The Book Caravan comes to town. Courtesy of The Horn Book, Inc.

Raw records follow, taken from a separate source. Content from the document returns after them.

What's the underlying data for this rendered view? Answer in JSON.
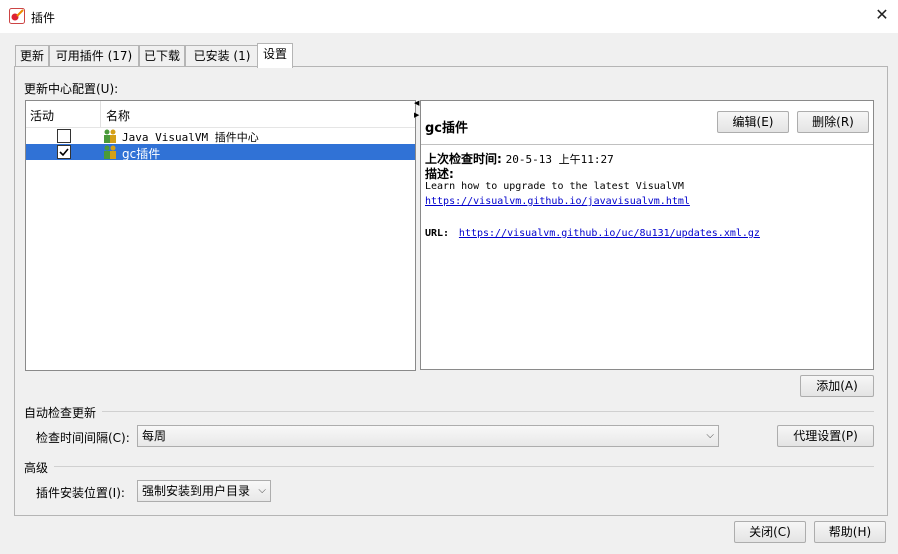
{
  "window": {
    "title": "插件",
    "close_glyph": "✕"
  },
  "tabs": [
    {
      "label": "更新"
    },
    {
      "label": "可用插件 (17)"
    },
    {
      "label": "已下载"
    },
    {
      "label": "已安装 (1)"
    },
    {
      "label": "设置",
      "active": true
    }
  ],
  "update_center": {
    "section_label": "更新中心配置(U):",
    "columns": {
      "active": "活动",
      "name": "名称"
    },
    "rows": [
      {
        "active": false,
        "name": "Java VisualVM 插件中心",
        "selected": false
      },
      {
        "active": true,
        "name": "gc插件",
        "selected": true
      }
    ]
  },
  "detail": {
    "title": "gc插件",
    "edit_button": "编辑(E)",
    "delete_button": "删除(R)",
    "last_check_label": "上次检查时间:",
    "last_check_value": "20-5-13 上午11:27",
    "description_label": "描述:",
    "description_text": "Learn how to upgrade to the latest VisualVM",
    "description_link": "https://visualvm.github.io/javavisualvm.html",
    "url_label": "URL:",
    "url_value": "https://visualvm.github.io/uc/8u131/updates.xml.gz"
  },
  "add_button": "添加(A)",
  "auto_check": {
    "section_label": "自动检查更新",
    "interval_label": "检查时间间隔(C):",
    "interval_value": "每周",
    "proxy_button": "代理设置(P)"
  },
  "advanced": {
    "section_label": "高级",
    "install_location_label": "插件安装位置(I):",
    "install_location_value": "强制安装到用户目录"
  },
  "footer": {
    "close_button": "关闭(C)",
    "help_button": "帮助(H)"
  },
  "colors": {
    "selection": "#3072d6",
    "link": "#0000cc"
  }
}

In 1920 one of the first – and still one of the only – traveling bookshops took to the road; the Book Caravan. The Caravan was a traveling branch of the Bookshop for Boys and Girls, headquartered in Boston. The Bookshop was a combination bookstore/library, a business that sold books but also organized story times and other activities for children. Taking the Bookshop on the road was the brainchild of Bertha Mahony, who had founded the shop as an adjunct of the Boston Women’s Educational and Industrial Union (she would later start The Horn Book Magazine, a periodical devoted to children’s books). Starting in 1920 and following a mapped-out schedule, the Book Caravan made dozens of stops in the New England area. At each post the employees unfurled the green-and-white awning, set out a couple of chairs, and opened their doors to customers. The bookshop-on-wheels primarily held titles for children, with only a few adult books thrown in to appease the parents. In addition to a bookstore, visitors were sometimes treated to an occasional author visit or guest lecturer. The staff, mostly children’s librarians, also did impromptu story times. The Caravan (a converted Stewart Motor Truck) and its travels were sponsored by publishers. This required the sales-women to carry only books published by their sponsors, though they were willing to order any book their customers wished. The Caravan also had to stop in wealthy neighborhoods and posh resorts in order to make ends meet. Mahony was pleased to learn that they sold just as many if not more books in the less affluent districts, and that servants often bought more than their employers. Unfortunately the Caravan wasn’t able to turn a profit and was disbanded after a couple of years. The vehicle would go on to serve as a bookmobile in upstate New York.
A couple of “Caravaners” service the traveling bookstore. Courtesy of The Horn Book, Inc.
The Library Journal, June 15th 1921, page 558..
“Treasure Island by the Roadside.” Bader, Barbara. The Horn Book Magazine, Jan/Feb 1999. 75; 1. pg. 4